This is our 11th tutorial of Learning PIC microcontrollers using MPLAB and XC8. In this tutorial we will learn How to control Servo Motor with PIC Microcontroller. If you have already worked with Servo motors you can skip the first half of this tutorial but if you are new to servo motor itself then continue reading.
Till now, we have covered many basic tutorials like LED blinking with PIC, Timers in PIC, interfacing LCD, interfacing 7-segment, ADC using PIC etc. If you are an absolute beginner, then please visit the complete list of PIC tutorials here and start learning.
In our previous tutorial we learnt how to generate PWM signals using PIC Microcontroller, the signals were generated based on the value read from the potentiometer. If you have understood all programs then, Congratulations you have already coded for a Servo motor also. YES, Servo motors respond to the PWM signals (which we create using timers here) we will learn why and how in this tutorial. We will simulate and build the hardware setup for this project and you can find the detailed Video at the end of this Tutorial.
What is a Servo Motor?
A Servo Motor is a type of actuator (mostly circular) that allows angular control. There are many types of Servo motors available but in this tutorial let us concentrate on the hobby servo motors shown below.
Hobby servos are a popular because they are the inexpensive method of motion control. They provide an off-the-shelf solution for most of the R/C and robotic hobbyist’s needs. They also eliminate the need to custom design a control system for each application.
Most of the hobby servo motors have a rotational angel of 0- 180° but you can also get 360° servo motor if you’re interested. This tutorial uses a 0- 180° servo motor. There are two types of Servo motors based on the gear, one is the Plastic Gear Servo Motor and the other is Metal Gear Servo Motor. Metal gear is used in places where the motor is subjected to more wear and tear, but it comes only at a high price.
Servo motors are rated in kg/cm (kilogram per centimetre) most hobby servo motors are rated at 3kg/cm or 6kg/cm or 12kg/cm. This kg/cm tells you how much weight your servo motor can lift at a particular distance. For example: A 6kg/cm Servo motor should be able to lift 6kg if the load is suspended 1cm away from the motors shaft, the greater the distance the lesser the weight carrying capacity. Learn here the Basics of Servo motor.
Interfacing Servo Motors with Microcontrollers:
Interfacing hobby Servo motors with MCU is very easy.
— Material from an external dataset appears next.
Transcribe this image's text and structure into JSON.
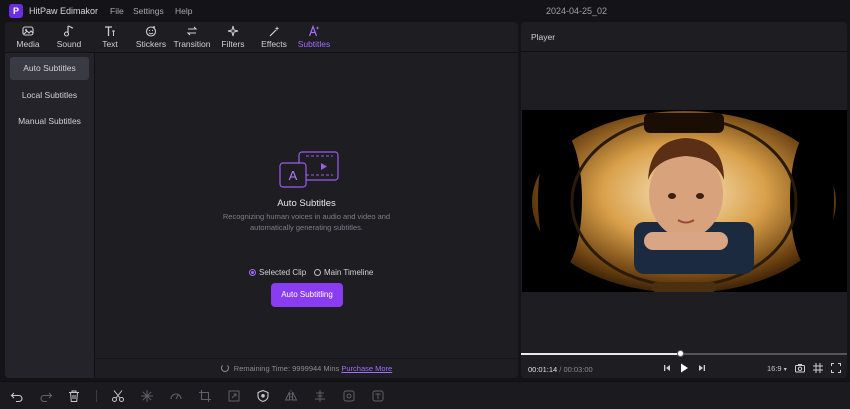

Servos have three wires coming out of them. Out of which two will be used for Supply (positive and negative) and one will be used for the signal that is to be sent from the MCU. In this tutorial we will be using a MG995 Metal Gear Servo Motor which is most commonly used for RC cars humanoid bots etc.
For more detail: Interfacing Servo Motor with PIC Microcontroller using MPLAB and XC8